- Problem to work on -
Look through the lines below for the word "credentials", and copy every line that has it.

*** Recorded information ***

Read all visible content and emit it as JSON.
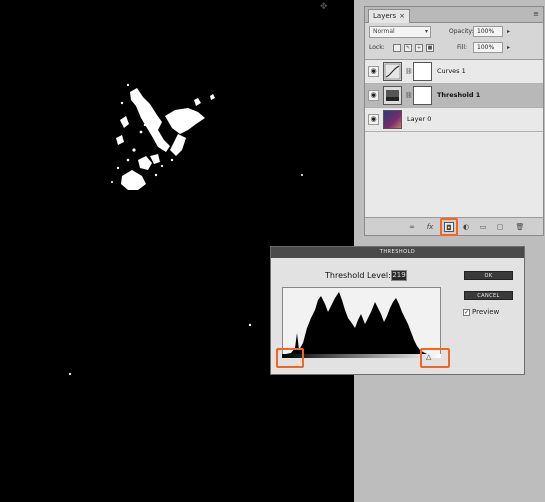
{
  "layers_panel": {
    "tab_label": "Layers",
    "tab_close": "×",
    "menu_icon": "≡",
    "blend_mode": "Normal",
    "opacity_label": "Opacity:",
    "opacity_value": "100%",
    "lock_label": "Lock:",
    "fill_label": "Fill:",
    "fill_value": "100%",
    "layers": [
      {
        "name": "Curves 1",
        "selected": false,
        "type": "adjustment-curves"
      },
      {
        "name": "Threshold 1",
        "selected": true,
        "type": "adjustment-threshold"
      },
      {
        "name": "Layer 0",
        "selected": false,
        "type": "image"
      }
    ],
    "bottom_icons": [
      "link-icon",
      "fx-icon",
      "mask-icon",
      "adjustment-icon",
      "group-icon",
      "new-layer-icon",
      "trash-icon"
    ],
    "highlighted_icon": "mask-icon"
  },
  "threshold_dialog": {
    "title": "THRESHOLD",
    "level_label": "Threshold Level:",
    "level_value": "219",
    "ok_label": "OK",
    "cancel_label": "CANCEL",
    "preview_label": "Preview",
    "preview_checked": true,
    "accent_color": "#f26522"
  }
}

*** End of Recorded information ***
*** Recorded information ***

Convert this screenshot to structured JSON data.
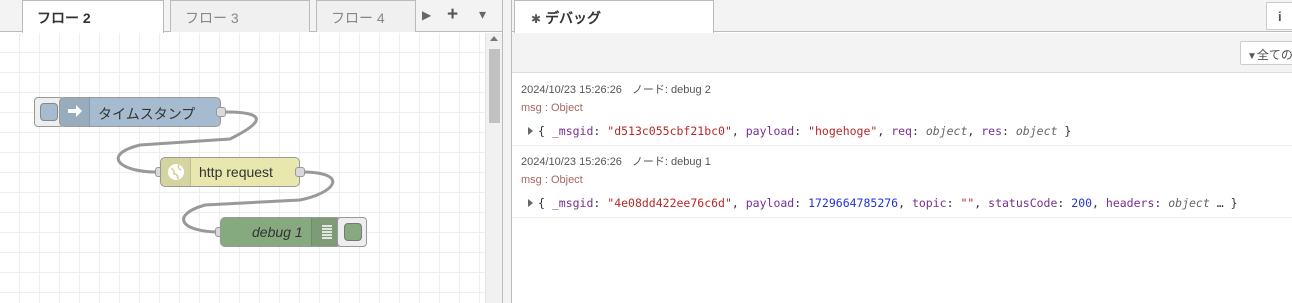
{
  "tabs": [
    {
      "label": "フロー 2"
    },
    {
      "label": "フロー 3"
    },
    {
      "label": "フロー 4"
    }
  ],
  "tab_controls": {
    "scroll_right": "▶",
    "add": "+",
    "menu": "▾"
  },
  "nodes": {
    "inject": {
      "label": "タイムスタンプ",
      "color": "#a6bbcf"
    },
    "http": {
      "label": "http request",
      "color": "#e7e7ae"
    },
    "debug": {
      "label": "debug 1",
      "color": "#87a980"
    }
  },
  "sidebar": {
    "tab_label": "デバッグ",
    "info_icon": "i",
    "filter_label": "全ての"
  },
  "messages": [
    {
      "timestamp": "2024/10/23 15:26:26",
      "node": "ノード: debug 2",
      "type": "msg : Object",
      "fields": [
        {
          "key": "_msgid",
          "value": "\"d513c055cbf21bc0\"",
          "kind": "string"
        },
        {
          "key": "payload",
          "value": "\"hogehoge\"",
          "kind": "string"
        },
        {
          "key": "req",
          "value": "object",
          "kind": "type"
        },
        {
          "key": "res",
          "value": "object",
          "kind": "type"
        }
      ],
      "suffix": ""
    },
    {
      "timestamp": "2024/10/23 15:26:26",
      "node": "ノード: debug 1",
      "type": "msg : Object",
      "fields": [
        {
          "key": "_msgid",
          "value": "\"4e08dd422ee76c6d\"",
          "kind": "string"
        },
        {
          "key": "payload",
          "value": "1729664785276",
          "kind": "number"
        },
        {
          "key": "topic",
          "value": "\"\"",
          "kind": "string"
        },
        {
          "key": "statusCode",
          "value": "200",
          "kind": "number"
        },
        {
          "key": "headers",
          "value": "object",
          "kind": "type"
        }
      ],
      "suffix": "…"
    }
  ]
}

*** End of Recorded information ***
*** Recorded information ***

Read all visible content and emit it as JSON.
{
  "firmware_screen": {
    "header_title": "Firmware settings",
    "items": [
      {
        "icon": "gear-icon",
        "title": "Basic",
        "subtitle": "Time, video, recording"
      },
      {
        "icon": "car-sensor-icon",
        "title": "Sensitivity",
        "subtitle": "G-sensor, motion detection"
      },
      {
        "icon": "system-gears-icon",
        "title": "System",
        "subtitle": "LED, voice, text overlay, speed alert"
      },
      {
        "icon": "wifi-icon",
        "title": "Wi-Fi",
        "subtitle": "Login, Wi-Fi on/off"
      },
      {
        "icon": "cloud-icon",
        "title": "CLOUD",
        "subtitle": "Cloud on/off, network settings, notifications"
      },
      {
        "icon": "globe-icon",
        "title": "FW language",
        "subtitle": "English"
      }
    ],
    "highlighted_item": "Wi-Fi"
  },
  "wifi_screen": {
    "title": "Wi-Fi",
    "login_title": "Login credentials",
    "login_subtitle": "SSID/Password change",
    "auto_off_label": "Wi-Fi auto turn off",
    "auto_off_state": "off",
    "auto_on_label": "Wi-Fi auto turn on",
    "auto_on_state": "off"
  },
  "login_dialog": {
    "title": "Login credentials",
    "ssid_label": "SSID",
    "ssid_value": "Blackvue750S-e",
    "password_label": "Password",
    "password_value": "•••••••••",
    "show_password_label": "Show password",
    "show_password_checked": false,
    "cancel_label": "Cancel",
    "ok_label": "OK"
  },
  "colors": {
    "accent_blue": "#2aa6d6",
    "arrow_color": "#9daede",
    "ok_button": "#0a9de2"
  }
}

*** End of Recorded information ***

- Output of the exercise -
    "login_title": "Login credentials",
    "title": "Login credentials",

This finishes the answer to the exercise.